What the exercise asks => Restate every line below word for word, but drop each picture.

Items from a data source
= Beginning of Section =
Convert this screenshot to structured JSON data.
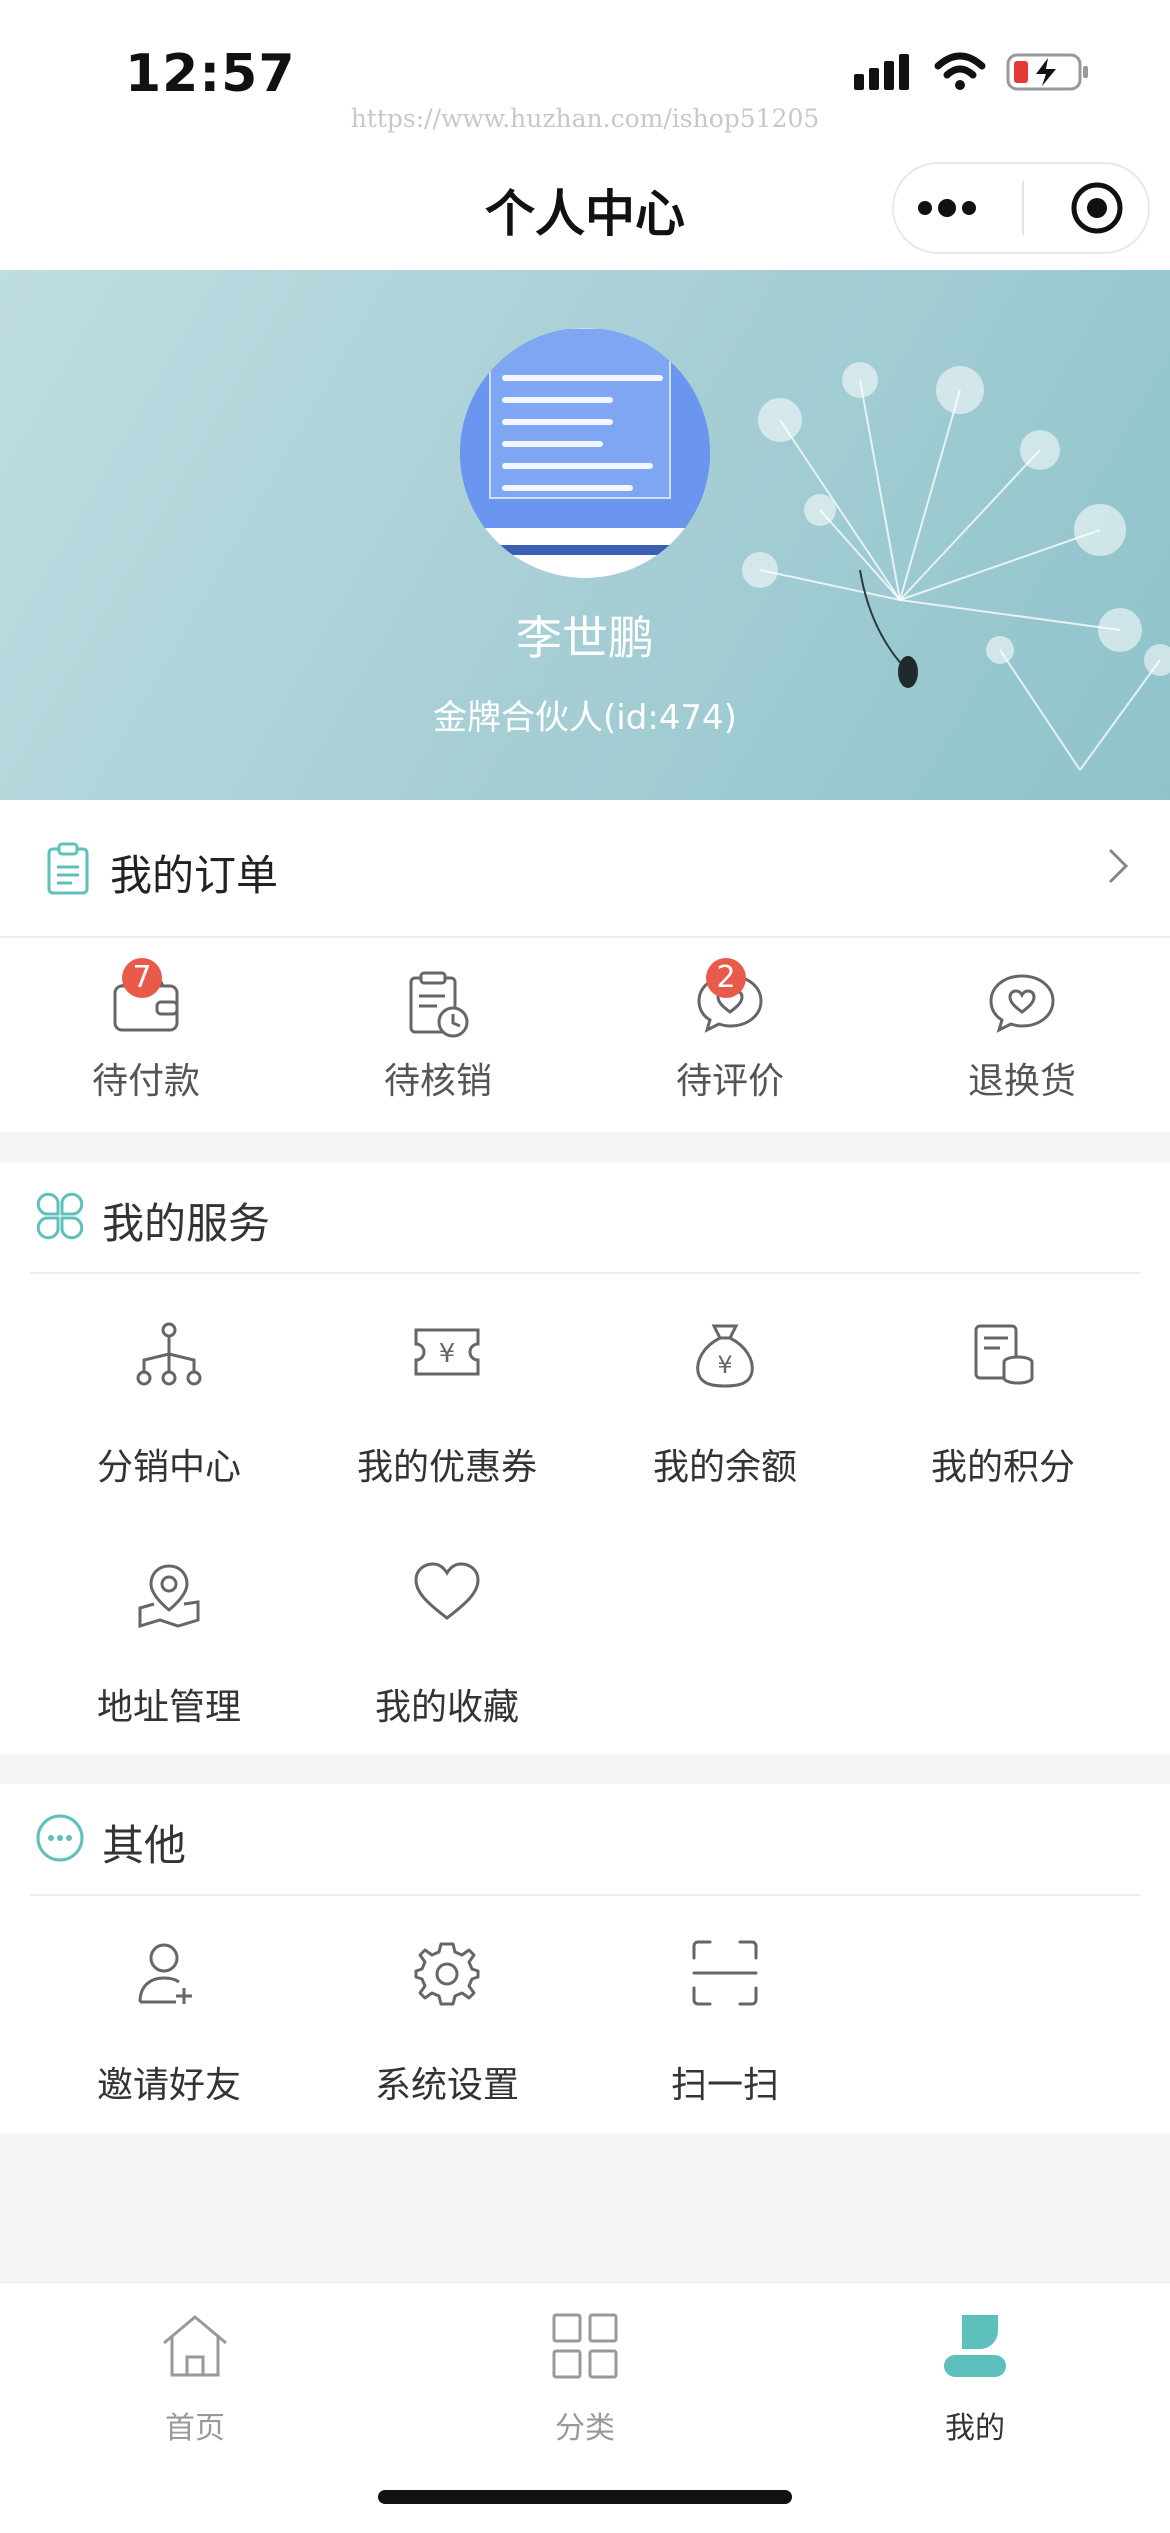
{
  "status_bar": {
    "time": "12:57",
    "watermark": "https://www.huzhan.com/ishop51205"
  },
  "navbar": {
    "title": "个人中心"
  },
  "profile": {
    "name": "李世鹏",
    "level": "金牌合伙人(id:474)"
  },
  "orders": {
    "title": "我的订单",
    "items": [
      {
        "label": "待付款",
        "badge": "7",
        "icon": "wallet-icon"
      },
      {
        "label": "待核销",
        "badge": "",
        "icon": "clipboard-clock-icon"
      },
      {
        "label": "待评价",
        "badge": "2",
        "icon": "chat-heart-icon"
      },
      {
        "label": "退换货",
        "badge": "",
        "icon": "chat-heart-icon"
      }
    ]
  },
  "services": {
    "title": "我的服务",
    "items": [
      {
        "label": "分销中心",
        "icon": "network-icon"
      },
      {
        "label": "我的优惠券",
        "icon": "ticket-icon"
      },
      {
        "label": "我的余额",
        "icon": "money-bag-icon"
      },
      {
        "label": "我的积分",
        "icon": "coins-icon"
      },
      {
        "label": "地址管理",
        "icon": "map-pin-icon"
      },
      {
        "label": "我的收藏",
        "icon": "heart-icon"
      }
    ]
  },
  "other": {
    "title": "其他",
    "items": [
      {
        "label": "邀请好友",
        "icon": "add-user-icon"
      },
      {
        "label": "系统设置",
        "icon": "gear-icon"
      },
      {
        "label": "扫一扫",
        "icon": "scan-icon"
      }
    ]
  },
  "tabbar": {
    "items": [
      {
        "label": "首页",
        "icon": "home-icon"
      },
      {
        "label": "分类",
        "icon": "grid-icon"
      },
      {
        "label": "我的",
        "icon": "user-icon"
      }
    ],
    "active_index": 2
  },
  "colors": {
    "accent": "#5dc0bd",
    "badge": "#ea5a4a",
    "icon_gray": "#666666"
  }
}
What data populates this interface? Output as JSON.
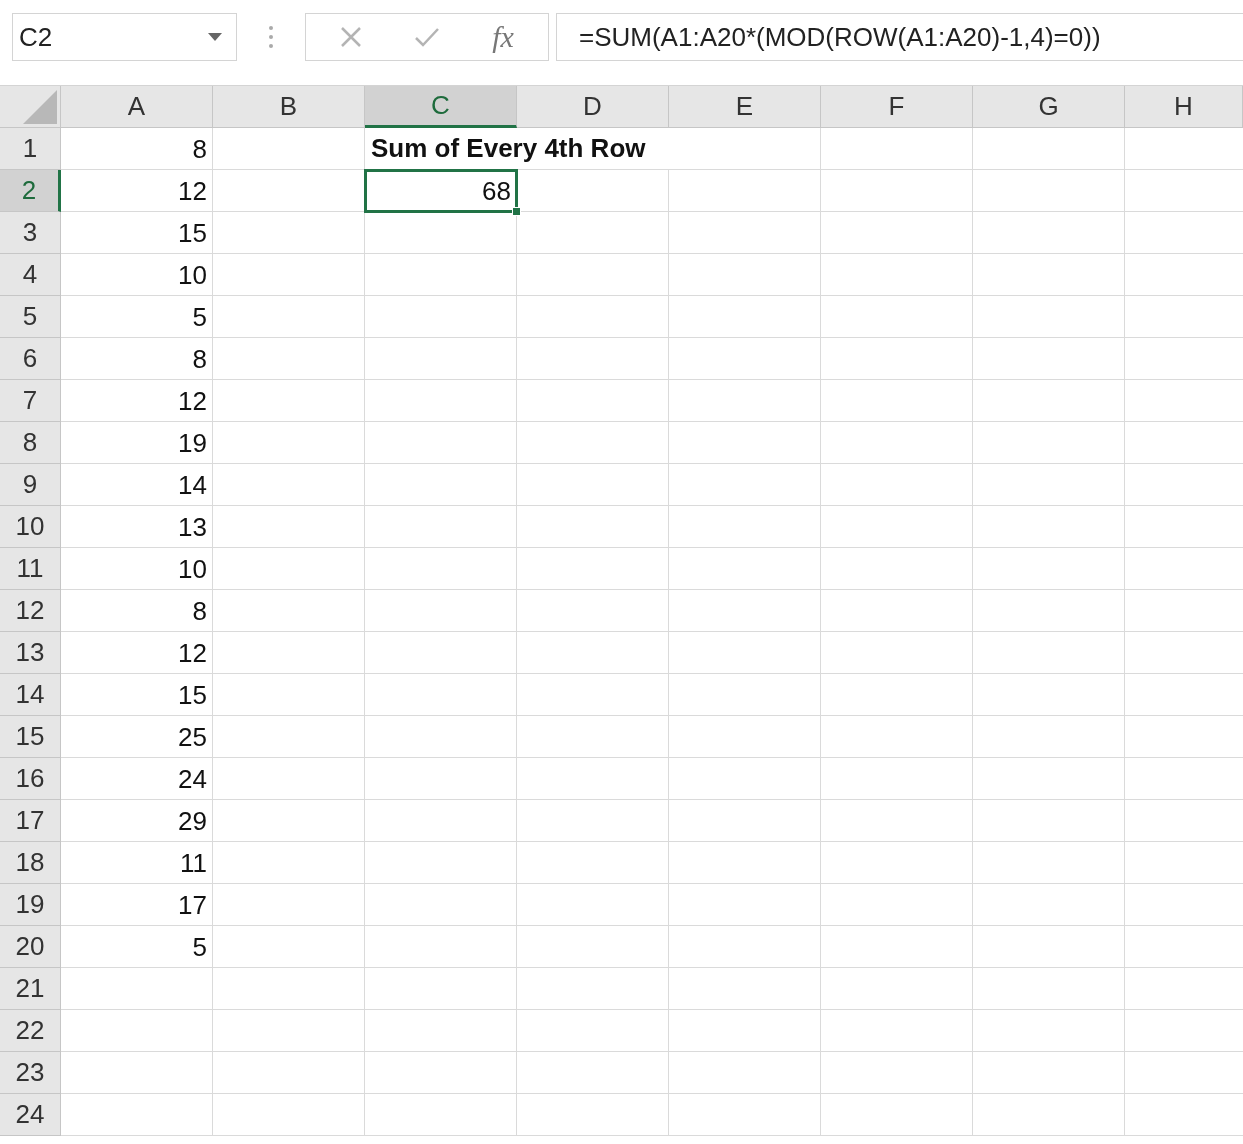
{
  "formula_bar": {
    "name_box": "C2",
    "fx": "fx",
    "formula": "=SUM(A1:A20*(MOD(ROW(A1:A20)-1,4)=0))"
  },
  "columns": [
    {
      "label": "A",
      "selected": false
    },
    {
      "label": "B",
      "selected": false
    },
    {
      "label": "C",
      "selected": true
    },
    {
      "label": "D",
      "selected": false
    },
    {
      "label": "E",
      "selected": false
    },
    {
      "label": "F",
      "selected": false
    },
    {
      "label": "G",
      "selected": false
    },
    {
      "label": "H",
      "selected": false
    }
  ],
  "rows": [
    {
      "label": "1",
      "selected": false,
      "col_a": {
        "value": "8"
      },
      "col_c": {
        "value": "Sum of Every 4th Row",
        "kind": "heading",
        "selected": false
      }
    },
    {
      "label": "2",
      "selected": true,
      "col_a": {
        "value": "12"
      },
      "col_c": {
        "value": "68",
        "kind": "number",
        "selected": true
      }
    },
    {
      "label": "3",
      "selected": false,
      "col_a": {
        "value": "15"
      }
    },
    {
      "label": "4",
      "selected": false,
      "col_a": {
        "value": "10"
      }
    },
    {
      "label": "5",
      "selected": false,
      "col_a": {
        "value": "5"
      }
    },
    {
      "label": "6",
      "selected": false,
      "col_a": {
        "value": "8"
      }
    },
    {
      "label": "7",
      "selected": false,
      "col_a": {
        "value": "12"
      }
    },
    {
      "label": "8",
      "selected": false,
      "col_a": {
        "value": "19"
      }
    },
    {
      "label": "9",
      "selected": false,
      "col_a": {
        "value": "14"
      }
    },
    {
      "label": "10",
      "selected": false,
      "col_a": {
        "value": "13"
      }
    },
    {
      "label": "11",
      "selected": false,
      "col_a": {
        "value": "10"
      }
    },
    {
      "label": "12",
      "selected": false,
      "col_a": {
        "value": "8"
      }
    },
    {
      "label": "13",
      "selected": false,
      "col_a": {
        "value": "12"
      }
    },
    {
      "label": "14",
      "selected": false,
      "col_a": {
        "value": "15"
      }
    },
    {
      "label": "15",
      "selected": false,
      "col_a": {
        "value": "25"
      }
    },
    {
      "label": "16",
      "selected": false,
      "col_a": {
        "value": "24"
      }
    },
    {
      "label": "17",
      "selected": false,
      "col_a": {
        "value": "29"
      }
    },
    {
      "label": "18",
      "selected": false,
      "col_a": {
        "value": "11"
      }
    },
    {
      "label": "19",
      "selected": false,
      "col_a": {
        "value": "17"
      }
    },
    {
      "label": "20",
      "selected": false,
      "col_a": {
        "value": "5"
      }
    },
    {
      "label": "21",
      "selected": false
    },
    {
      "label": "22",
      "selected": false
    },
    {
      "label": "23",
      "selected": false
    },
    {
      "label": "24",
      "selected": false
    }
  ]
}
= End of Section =
Exercise solution =>
Convert this screenshot to structured JSON data.
{
  "status_bar": {
    "time": "12:57",
    "watermark": "https://www.huzhan.com/ishop51205"
  },
  "navbar": {
    "title": "个人中心"
  },
  "profile": {
    "name": "李世鹏",
    "level": "金牌合伙人(id:474)"
  },
  "orders": {
    "title": "我的订单",
    "items": [
      {
        "label": "待付款",
        "badge": "7",
        "icon": "wallet-icon"
      },
      {
        "label": "待核销",
        "badge": "",
        "icon": "clipboard-clock-icon"
      },
      {
        "label": "待评价",
        "badge": "2",
        "icon": "chat-heart-icon"
      },
      {
        "label": "退换货",
        "badge": "",
        "icon": "chat-heart-icon"
      }
    ]
  },
  "services": {
    "title": "我的服务",
    "items": [
      {
        "label": "分销中心",
        "icon": "network-icon"
      },
      {
        "label": "我的优惠券",
        "icon": "ticket-icon"
      },
      {
        "label": "我的余额",
        "icon": "money-bag-icon"
      },
      {
        "label": "我的积分",
        "icon": "coins-icon"
      },
      {
        "label": "地址管理",
        "icon": "map-pin-icon"
      },
      {
        "label": "我的收藏",
        "icon": "heart-icon"
      }
    ]
  },
  "other": {
    "title": "其他",
    "items": [
      {
        "label": "邀请好友",
        "icon": "add-user-icon"
      },
      {
        "label": "系统设置",
        "icon": "gear-icon"
      },
      {
        "label": "扫一扫",
        "icon": "scan-icon"
      }
    ]
  },
  "tabbar": {
    "items": [
      {
        "label": "首页",
        "icon": "home-icon"
      },
      {
        "label": "分类",
        "icon": "grid-icon"
      },
      {
        "label": "我的",
        "icon": "user-icon"
      }
    ],
    "active_index": 2
  },
  "colors": {
    "accent": "#5dc0bd",
    "badge": "#ea5a4a",
    "icon_gray": "#666666"
  }
}
What data populates this interface? Output as JSON.
{
  "formula_bar": {
    "name_box": "C2",
    "fx": "fx",
    "formula": "=SUM(A1:A20*(MOD(ROW(A1:A20)-1,4)=0))"
  },
  "columns": [
    {
      "label": "A",
      "selected": false
    },
    {
      "label": "B",
      "selected": false
    },
    {
      "label": "C",
      "selected": true
    },
    {
      "label": "D",
      "selected": false
    },
    {
      "label": "E",
      "selected": false
    },
    {
      "label": "F",
      "selected": false
    },
    {
      "label": "G",
      "selected": false
    },
    {
      "label": "H",
      "selected": false
    }
  ],
  "rows": [
    {
      "label": "1",
      "selected": false,
      "col_a": {
        "value": "8"
      },
      "col_c": {
        "value": "Sum of Every 4th Row",
        "kind": "heading",
        "selected": false
      }
    },
    {
      "label": "2",
      "selected": true,
      "col_a": {
        "value": "12"
      },
      "col_c": {
        "value": "68",
        "kind": "number",
        "selected": true
      }
    },
    {
      "label": "3",
      "selected": false,
      "col_a": {
        "value": "15"
      }
    },
    {
      "label": "4",
      "selected": false,
      "col_a": {
        "value": "10"
      }
    },
    {
      "label": "5",
      "selected": false,
      "col_a": {
        "value": "5"
      }
    },
    {
      "label": "6",
      "selected": false,
      "col_a": {
        "value": "8"
      }
    },
    {
      "label": "7",
      "selected": false,
      "col_a": {
        "value": "12"
      }
    },
    {
      "label": "8",
      "selected": false,
      "col_a": {
        "value": "19"
      }
    },
    {
      "label": "9",
      "selected": false,
      "col_a": {
        "value": "14"
      }
    },
    {
      "label": "10",
      "selected": false,
      "col_a": {
        "value": "13"
      }
    },
    {
      "label": "11",
      "selected": false,
      "col_a": {
        "value": "10"
      }
    },
    {
      "label": "12",
      "selected": false,
      "col_a": {
        "value": "8"
      }
    },
    {
      "label": "13",
      "selected": false,
      "col_a": {
        "value": "12"
      }
    },
    {
      "label": "14",
      "selected": false,
      "col_a": {
        "value": "15"
      }
    },
    {
      "label": "15",
      "selected": false,
      "col_a": {
        "value": "25"
      }
    },
    {
      "label": "16",
      "selected": false,
      "col_a": {
        "value": "24"
      }
    },
    {
      "label": "17",
      "selected": false,
      "col_a": {
        "value": "29"
      }
    },
    {
      "label": "18",
      "selected": false,
      "col_a": {
        "value": "11"
      }
    },
    {
      "label": "19",
      "selected": false,
      "col_a": {
        "value": "17"
      }
    },
    {
      "label": "20",
      "selected": false,
      "col_a": {
        "value": "5"
      }
    },
    {
      "label": "21",
      "selected": false
    },
    {
      "label": "22",
      "selected": false
    },
    {
      "label": "23",
      "selected": false
    },
    {
      "label": "24",
      "selected": false
    }
  ]
}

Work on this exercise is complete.